Give the number of lines below that hold the string "JSON", and nothing more.
Available records below:
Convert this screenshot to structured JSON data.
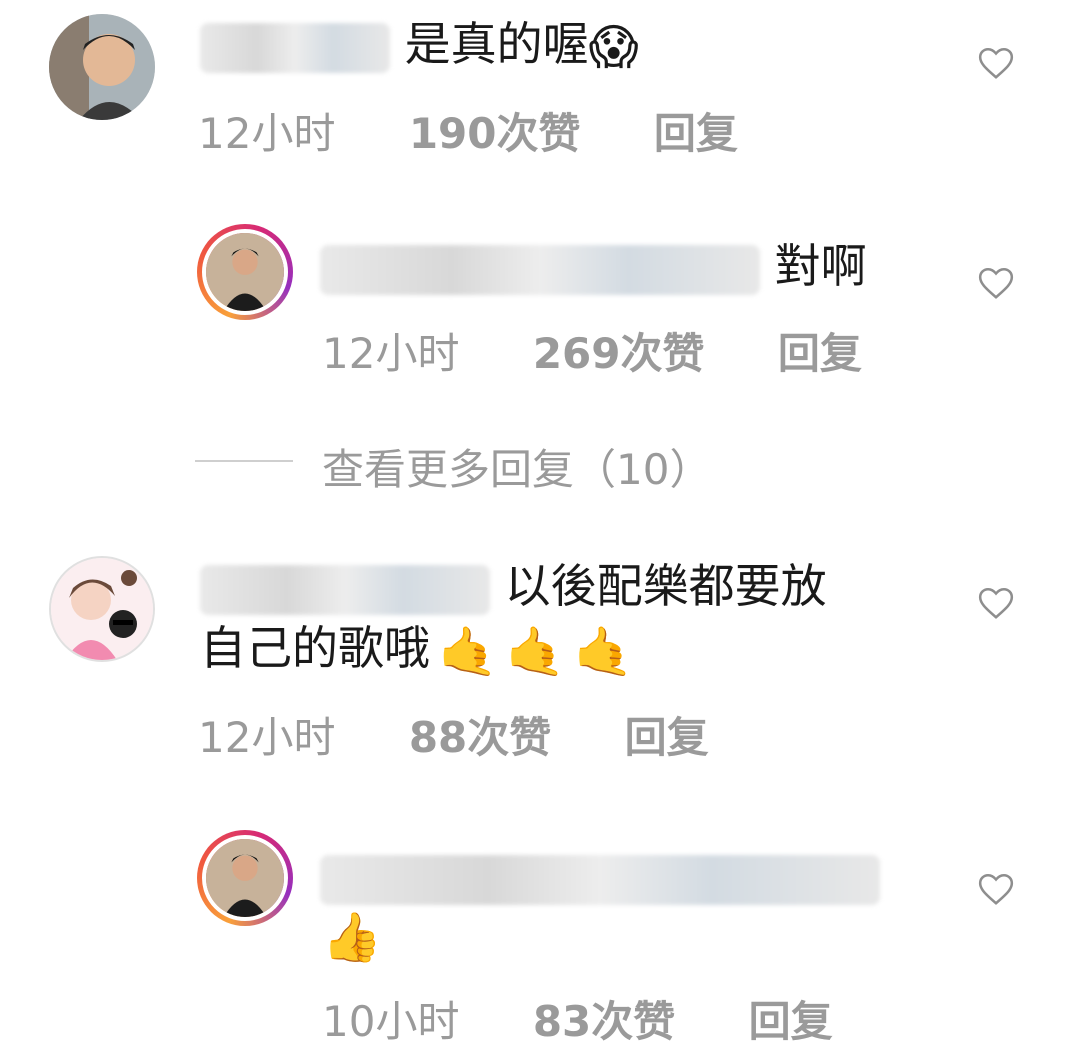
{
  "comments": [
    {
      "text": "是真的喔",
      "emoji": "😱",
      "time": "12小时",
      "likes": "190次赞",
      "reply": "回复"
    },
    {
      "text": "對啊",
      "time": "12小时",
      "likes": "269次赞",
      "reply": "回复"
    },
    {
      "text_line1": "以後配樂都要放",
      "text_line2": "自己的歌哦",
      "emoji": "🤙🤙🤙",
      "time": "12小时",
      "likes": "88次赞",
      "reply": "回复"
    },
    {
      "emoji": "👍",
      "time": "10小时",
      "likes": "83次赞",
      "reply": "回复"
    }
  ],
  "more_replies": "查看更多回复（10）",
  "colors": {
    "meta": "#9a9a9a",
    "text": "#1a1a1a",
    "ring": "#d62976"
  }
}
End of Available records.
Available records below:
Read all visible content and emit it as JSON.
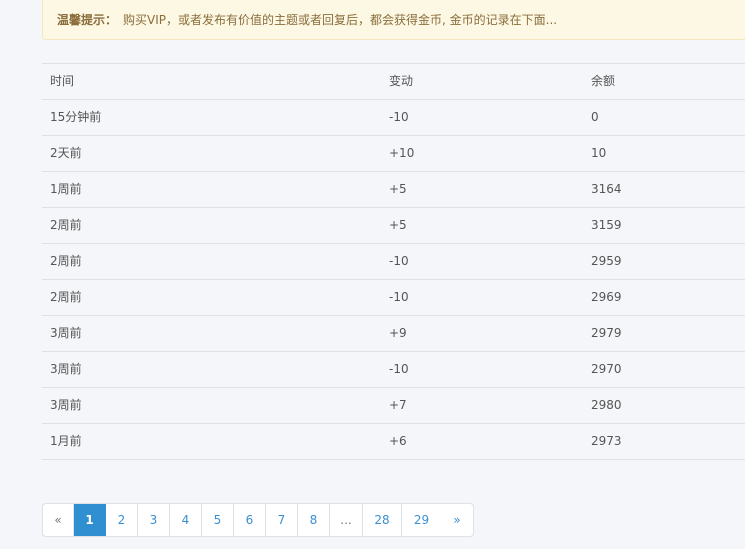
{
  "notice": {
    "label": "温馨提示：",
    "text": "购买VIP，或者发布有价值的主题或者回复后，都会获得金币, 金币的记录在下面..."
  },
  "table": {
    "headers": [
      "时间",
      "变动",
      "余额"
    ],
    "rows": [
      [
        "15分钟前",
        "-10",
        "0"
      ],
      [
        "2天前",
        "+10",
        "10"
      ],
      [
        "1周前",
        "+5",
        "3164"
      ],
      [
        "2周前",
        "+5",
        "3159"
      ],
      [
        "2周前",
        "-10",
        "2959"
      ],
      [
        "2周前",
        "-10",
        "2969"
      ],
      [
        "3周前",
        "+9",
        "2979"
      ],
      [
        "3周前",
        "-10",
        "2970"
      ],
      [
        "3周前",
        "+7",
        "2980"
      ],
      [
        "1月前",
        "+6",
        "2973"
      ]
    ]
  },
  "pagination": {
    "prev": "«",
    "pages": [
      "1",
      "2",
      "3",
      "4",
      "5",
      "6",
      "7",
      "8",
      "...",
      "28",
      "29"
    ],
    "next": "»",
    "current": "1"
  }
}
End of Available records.
__Exercise solution__: 2